- Consolidate systems and simplify – a well designed relational database model, optimizes the speed and performance of a database application – it is a beautiful piece of art. IT systems should practice the same art. Reduce the number of databases, redundant applications and multiple instances of the sames application. Simplify, simplify, simplify.
I have seen companies that have had eight different EDI systems, staff, integration technologies and EDI tool sets within the organization. The costs associated with these redundant systems was huge!
I was an EDI Manager of a large electronics company in the past. In meeting after meeting I would hear reasons systems could not be changed or improved because to change one part, would destroy the integrity of the entire mess. The result was often to employ more people and more manual processes in order to avoid touching the “mess.” This increased costs, errors, time delays and prevented improvements. The opportunity costs of not touching the mess increased every month and every quarter.
The “mess” can destroy the entire company. The “mess” prevents improvements and new business models. The “mess” can become such a barrier that the entire company can be pulled down by it.
EDI and B2B systems are no different. I have seen many SAP environments where the large number of customized IDocs and custom integration scripts became the “mess.” The many different database applications that needed to be integrated with the EDI system created a complex series of interwoven custom maps, scripts, APIs, databases and triggers.

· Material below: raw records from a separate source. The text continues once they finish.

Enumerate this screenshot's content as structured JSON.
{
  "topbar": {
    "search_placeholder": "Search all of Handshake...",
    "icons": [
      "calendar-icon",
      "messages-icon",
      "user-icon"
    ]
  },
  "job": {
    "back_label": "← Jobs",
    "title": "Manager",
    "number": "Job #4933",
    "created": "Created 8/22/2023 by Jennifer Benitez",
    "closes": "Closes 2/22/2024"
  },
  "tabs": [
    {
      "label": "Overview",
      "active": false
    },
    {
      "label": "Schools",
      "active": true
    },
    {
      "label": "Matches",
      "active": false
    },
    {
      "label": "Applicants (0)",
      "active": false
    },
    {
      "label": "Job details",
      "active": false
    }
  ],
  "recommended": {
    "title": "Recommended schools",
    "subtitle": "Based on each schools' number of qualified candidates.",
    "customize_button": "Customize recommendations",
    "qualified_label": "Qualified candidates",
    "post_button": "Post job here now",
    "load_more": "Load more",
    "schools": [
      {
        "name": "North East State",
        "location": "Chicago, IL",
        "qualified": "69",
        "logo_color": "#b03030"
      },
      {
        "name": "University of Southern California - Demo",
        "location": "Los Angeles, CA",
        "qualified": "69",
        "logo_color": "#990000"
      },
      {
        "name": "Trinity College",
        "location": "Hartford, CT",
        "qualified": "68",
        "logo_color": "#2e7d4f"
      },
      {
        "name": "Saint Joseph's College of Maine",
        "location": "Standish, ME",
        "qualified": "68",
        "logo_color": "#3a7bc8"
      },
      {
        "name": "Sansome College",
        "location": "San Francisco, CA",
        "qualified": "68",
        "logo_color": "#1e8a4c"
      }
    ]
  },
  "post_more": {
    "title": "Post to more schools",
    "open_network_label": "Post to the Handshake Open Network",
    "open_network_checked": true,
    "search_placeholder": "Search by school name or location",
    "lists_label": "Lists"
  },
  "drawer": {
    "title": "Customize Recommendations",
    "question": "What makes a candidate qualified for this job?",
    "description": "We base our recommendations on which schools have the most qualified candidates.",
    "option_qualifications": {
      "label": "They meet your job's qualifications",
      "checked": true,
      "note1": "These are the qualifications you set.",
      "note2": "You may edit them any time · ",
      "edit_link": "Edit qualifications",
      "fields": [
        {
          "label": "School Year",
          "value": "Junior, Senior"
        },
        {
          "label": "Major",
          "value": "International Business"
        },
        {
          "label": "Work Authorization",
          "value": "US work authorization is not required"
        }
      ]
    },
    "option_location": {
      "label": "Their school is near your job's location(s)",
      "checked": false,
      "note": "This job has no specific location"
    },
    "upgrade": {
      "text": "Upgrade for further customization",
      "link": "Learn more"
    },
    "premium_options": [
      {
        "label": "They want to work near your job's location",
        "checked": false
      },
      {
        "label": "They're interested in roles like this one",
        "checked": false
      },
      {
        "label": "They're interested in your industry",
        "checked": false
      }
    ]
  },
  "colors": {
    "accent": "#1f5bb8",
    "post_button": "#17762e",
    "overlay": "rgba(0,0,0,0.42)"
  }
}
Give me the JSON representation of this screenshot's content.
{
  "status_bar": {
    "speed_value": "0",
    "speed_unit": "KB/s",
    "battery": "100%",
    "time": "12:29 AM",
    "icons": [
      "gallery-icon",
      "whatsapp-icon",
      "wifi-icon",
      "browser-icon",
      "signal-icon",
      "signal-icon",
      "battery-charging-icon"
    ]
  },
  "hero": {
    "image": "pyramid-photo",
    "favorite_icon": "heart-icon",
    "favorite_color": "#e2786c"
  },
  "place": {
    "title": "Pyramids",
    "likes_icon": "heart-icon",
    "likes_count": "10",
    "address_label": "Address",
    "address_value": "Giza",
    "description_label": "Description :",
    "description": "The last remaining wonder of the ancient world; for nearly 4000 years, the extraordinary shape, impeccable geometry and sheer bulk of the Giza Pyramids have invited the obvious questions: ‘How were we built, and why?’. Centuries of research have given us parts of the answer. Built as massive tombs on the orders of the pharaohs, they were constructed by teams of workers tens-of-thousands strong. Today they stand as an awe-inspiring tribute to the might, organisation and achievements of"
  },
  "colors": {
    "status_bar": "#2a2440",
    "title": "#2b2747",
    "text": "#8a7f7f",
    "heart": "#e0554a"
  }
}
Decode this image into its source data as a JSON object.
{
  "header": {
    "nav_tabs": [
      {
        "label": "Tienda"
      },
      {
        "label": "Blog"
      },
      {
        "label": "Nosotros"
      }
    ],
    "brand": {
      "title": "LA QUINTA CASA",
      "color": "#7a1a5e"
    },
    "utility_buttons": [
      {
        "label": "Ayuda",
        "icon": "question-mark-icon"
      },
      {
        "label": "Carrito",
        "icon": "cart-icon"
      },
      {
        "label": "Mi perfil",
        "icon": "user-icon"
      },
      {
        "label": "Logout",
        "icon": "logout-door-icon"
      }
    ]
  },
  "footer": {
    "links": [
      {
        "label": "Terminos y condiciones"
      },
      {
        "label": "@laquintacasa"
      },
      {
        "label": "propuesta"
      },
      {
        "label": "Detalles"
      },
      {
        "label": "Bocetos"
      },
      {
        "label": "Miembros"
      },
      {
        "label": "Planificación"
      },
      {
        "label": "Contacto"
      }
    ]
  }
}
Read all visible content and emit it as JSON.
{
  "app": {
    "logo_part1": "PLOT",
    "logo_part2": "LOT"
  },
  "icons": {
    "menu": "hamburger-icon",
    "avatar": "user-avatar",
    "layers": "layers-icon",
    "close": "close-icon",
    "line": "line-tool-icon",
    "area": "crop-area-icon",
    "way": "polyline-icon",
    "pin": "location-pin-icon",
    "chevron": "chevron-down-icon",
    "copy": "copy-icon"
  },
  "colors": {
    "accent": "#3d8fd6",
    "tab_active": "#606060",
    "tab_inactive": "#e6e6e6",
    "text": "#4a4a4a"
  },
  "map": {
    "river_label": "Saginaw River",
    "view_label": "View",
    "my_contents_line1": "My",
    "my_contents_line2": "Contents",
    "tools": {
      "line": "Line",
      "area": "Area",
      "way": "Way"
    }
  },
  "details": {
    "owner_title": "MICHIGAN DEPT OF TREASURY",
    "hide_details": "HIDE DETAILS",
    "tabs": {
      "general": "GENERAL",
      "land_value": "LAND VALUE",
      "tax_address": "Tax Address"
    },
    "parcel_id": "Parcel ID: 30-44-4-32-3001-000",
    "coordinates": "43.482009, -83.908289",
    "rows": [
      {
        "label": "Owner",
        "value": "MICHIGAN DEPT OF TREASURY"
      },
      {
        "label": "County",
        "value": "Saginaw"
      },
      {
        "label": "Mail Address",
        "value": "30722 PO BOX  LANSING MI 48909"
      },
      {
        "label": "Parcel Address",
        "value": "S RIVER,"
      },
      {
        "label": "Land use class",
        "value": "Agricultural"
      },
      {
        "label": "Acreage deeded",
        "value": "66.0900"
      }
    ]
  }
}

I have heard of entire SAP upgrades being postponed or delayed because the upgrade would break the EDI “mess.” The “mess” began to dictate to the business how things would be done. Improvements, cost savings and efficiencies began to suffer.
There are many more stories we can all tell. The vision of SOA, SAP’s Netweaver PI and the vision of SAP’s Business Network Transformation for EDI and B2B is intended to address many of these pains. We just need to figure out how to rid ourselves of all of the old baggage before it destroys us.